The latest U.S warnings, dated November 2012 and broken down state-by-state in six detailed pages, make distinctions between areas generally considered safe and places not so secure. In the case of Acapulco, a big city rated as having the world’s second highest homicide rate per 100,000 people in 2012, the U.S. government advised its citizens to stick to the Costera tourist zone and avoid going more than two blocks away from the strip. In other words, skip most of the city.
One might imagine how Mexican travel advisories for the U.S would read. The border state of New Mexico is a prime candidate for such an alert. Situated next door to the Mexican Republic, the Land of Enchantment toots its cultural, historical and geographical assets as must-sees for both national and international visitors. The Santa Fe Indian Market, the Albuquerque International Balloon Festival and the Gathering of Nations Pow Wow are just a few of the events and sites that draw people from the world over.
But contemporary New Mexico, especially its big city of Albuquerque, is also a troubled place. From November 2011 to November 2012, the Duke City achieved the distinction of being the nation’s number one city for job loss, with 3,900 positions vanished in the wind. New Mexico continues to grapple with historic problems of drug addiction, poverty and crime. Corruption riddles institutions. Two out-of-town police chiefs who recently visited Santa Fe received a “welcome” when they discovered their parked vehicle had been burgled.
Regularly, Albuquerque schools are placed on lock-downs because of nearby incidents or bomb threats. High-speed police chases are fairly frequent, and Interstate 25 and Interstate 40 are routinely clogged because of accidents caused by reckless drivers. Recently, female students at the University of New Mexico were warned to be on the alert for gropers.
In a big sense, the hit cable program “Breaking Bad” about the teacher-turned-meth maker couldn’t have found a more perfect filming location than Albuquerque. Yet instead of introspection, the series inspired crass opportunism by local profiteers selling blue crystal candy and promoting “Breaking Bad” tours.
How might a precise Mexican travel alert of New Mexico and Albuquerque read? “Stay safely within Old Town and other tourist zones but avoid everywhere else?”

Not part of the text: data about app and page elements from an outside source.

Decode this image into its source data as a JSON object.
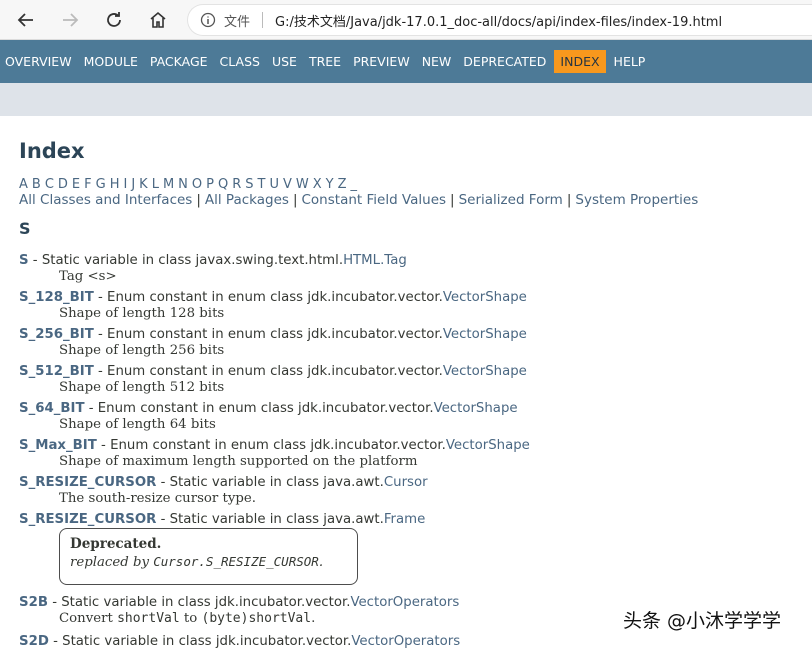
{
  "browser": {
    "address_prefix": "文件",
    "url": "G:/技术文档/Java/jdk-17.0.1_doc-all/docs/api/index-files/index-19.html"
  },
  "topnav": {
    "items": [
      "OVERVIEW",
      "MODULE",
      "PACKAGE",
      "CLASS",
      "USE",
      "TREE",
      "PREVIEW",
      "NEW",
      "DEPRECATED",
      "INDEX",
      "HELP"
    ],
    "active": "INDEX"
  },
  "page": {
    "title": "Index",
    "letters": [
      "A",
      "B",
      "C",
      "D",
      "E",
      "F",
      "G",
      "H",
      "I",
      "J",
      "K",
      "L",
      "M",
      "N",
      "O",
      "P",
      "Q",
      "R",
      "S",
      "T",
      "U",
      "V",
      "W",
      "X",
      "Y",
      "Z",
      "_"
    ],
    "links": [
      "All Classes and Interfaces",
      "All Packages",
      "Constant Field Values",
      "Serialized Form",
      "System Properties"
    ],
    "section_letter": "S"
  },
  "entries": [
    {
      "term": "S",
      "middle": " - Static variable in class javax.swing.text.html.",
      "owner": "HTML.Tag",
      "desc": "Tag <s>"
    },
    {
      "term": "S_128_BIT",
      "middle": " - Enum constant in enum class jdk.incubator.vector.",
      "owner": "VectorShape",
      "desc": "Shape of length 128 bits"
    },
    {
      "term": "S_256_BIT",
      "middle": " - Enum constant in enum class jdk.incubator.vector.",
      "owner": "VectorShape",
      "desc": "Shape of length 256 bits"
    },
    {
      "term": "S_512_BIT",
      "middle": " - Enum constant in enum class jdk.incubator.vector.",
      "owner": "VectorShape",
      "desc": "Shape of length 512 bits"
    },
    {
      "term": "S_64_BIT",
      "middle": " - Enum constant in enum class jdk.incubator.vector.",
      "owner": "VectorShape",
      "desc": "Shape of length 64 bits"
    },
    {
      "term": "S_Max_BIT",
      "middle": " - Enum constant in enum class jdk.incubator.vector.",
      "owner": "VectorShape",
      "desc": "Shape of maximum length supported on the platform"
    },
    {
      "term": "S_RESIZE_CURSOR",
      "middle": " - Static variable in class java.awt.",
      "owner": "Cursor",
      "desc": "The south-resize cursor type."
    },
    {
      "term": "S_RESIZE_CURSOR",
      "middle": " - Static variable in class java.awt.",
      "owner": "Frame",
      "desc": ""
    },
    {
      "term": "S2B",
      "middle": " - Static variable in class jdk.incubator.vector.",
      "owner": "VectorOperators",
      "desc_parts": [
        "Convert ",
        "shortVal",
        " to ",
        "(byte)shortVal",
        "."
      ]
    },
    {
      "term": "S2D",
      "middle": " - Static variable in class jdk.incubator.vector.",
      "owner": "VectorOperators",
      "desc": ""
    }
  ],
  "deprecated": {
    "label": "Deprecated.",
    "text_prefix": "replaced by ",
    "code": "Cursor.S_RESIZE_CURSOR",
    "text_suffix": "."
  },
  "watermark": "头条 @小沐学学学"
}
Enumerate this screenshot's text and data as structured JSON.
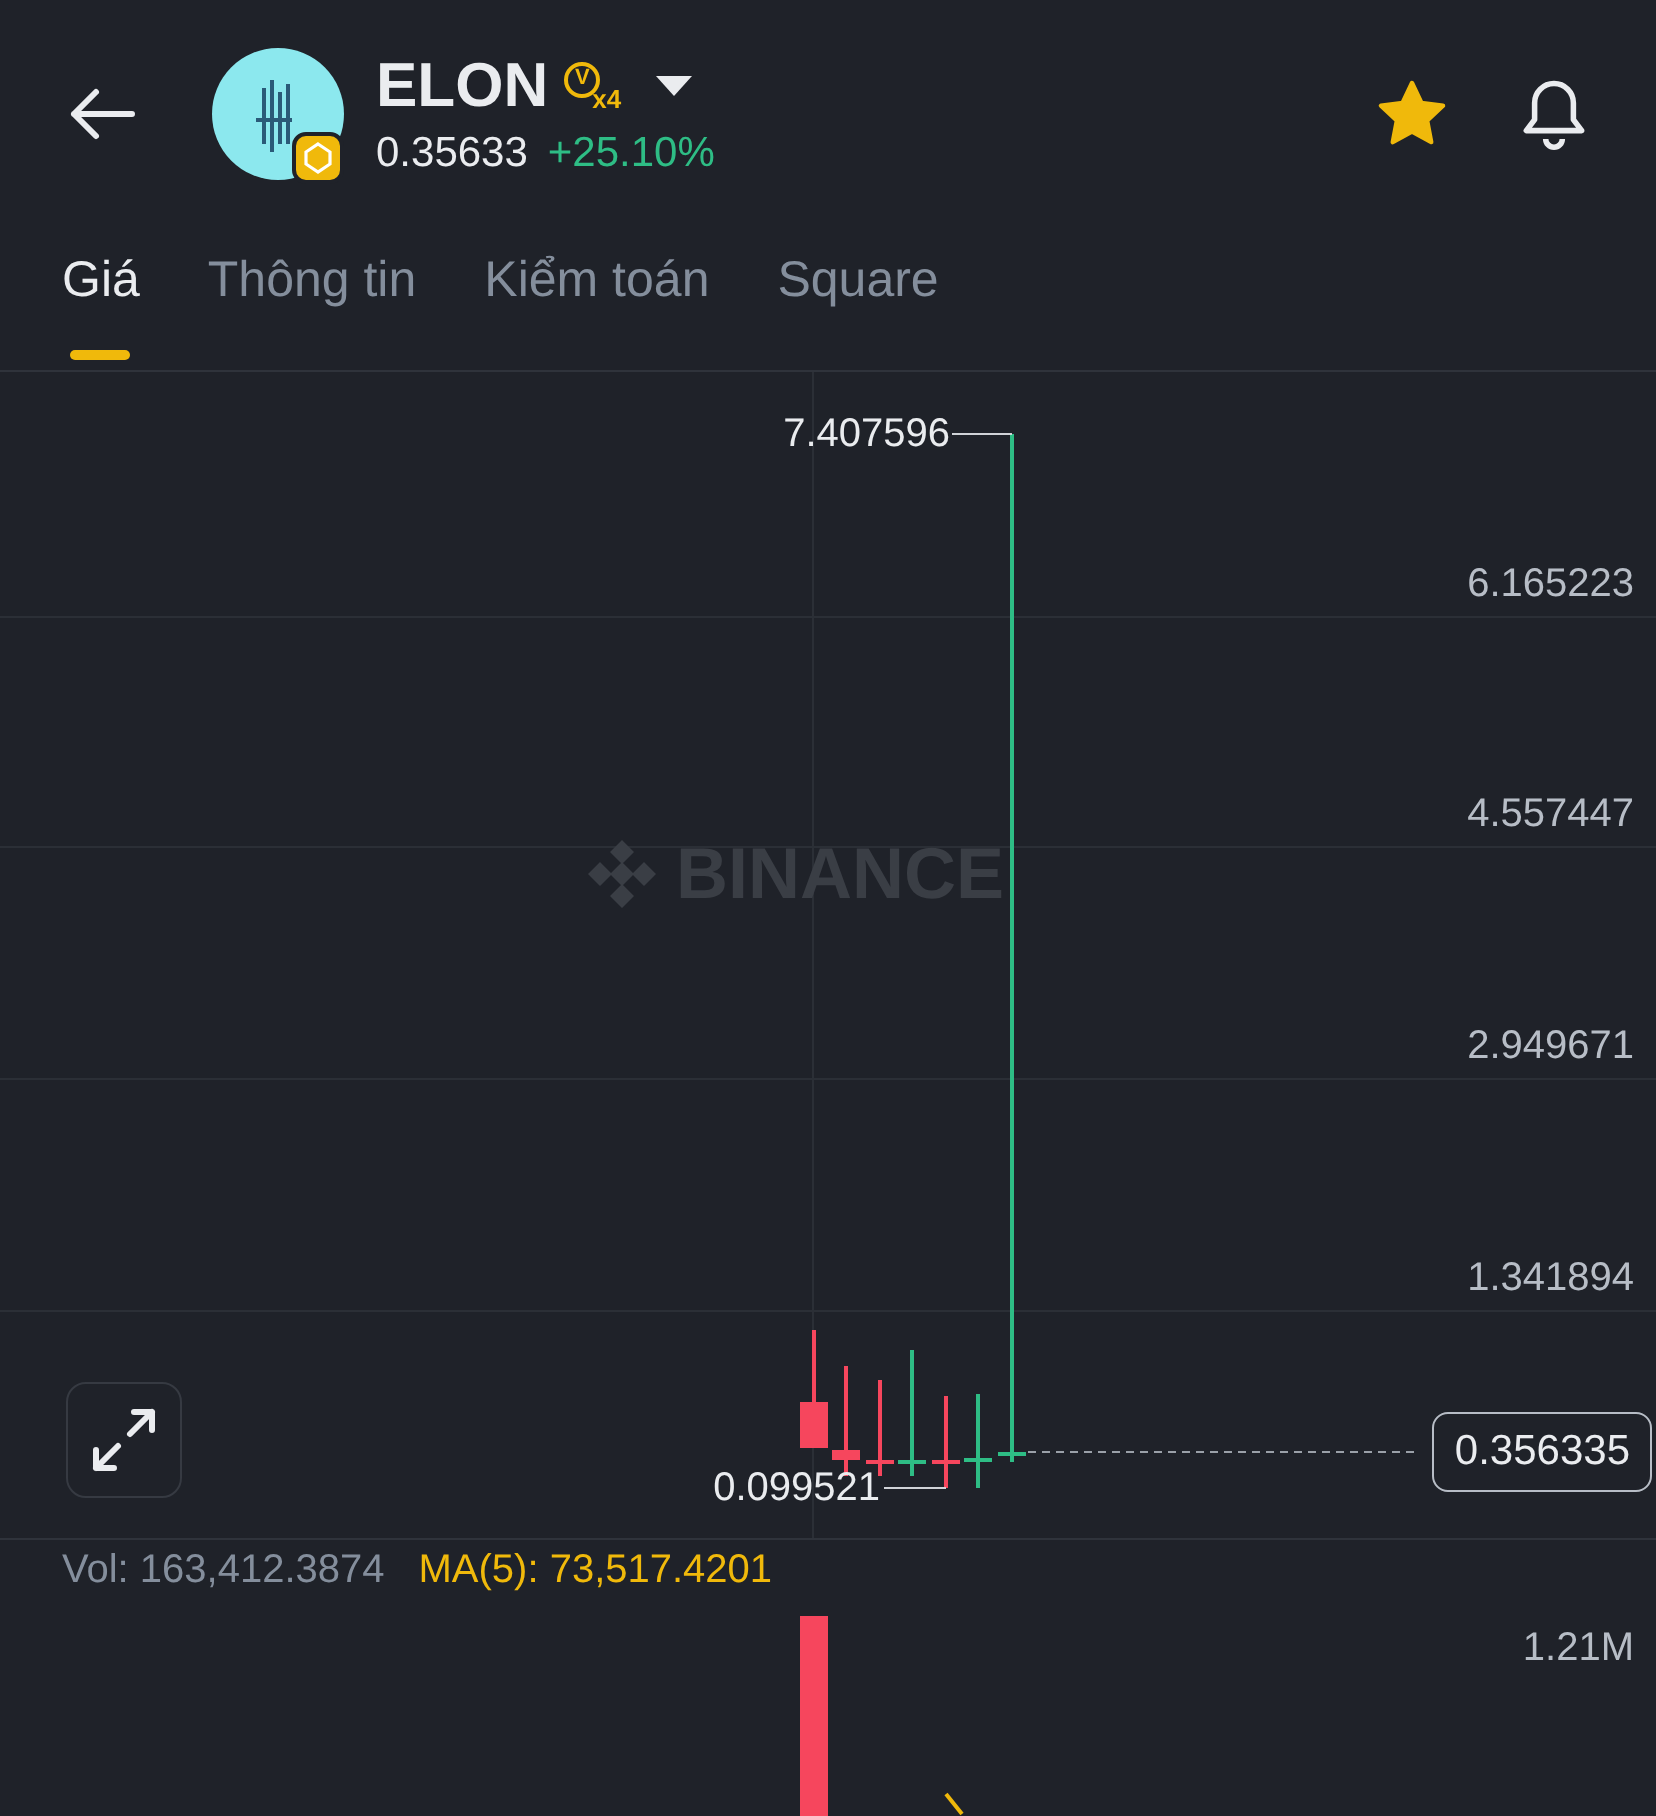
{
  "header": {
    "symbol": "ELON",
    "badge_letter": "V",
    "badge_multiplier": "x4",
    "price": "0.35633",
    "change": "+25.10%",
    "favorite": true
  },
  "tabs": [
    {
      "label": "Giá",
      "selected": true
    },
    {
      "label": "Thông tin",
      "selected": false
    },
    {
      "label": "Kiểm toán",
      "selected": false
    },
    {
      "label": "Square",
      "selected": false
    }
  ],
  "chart": {
    "watermark": "BINANCE",
    "y_labels": [
      "6.165223",
      "4.557447",
      "2.949671",
      "1.341894"
    ],
    "high_label": "7.407596",
    "low_label": "0.099521",
    "last_price": "0.356335"
  },
  "volume": {
    "vol": "Vol: 163,412.3874",
    "ma": "MA(5): 73,517.4201",
    "axis_label": "1.21M"
  }
}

Of course, New Mexico is just one of many challenged places in the United States. Given the geographic scope and depth of violence in this country, any future travel advisory for the U.S. surely would be a lengthy one.
Frontera NorteSur: on-line, U.S.-Mexico border news
Center for Latin American and Border Studies
New Mexico State University
Las Cruces, New Mexico
For a free electronic subscription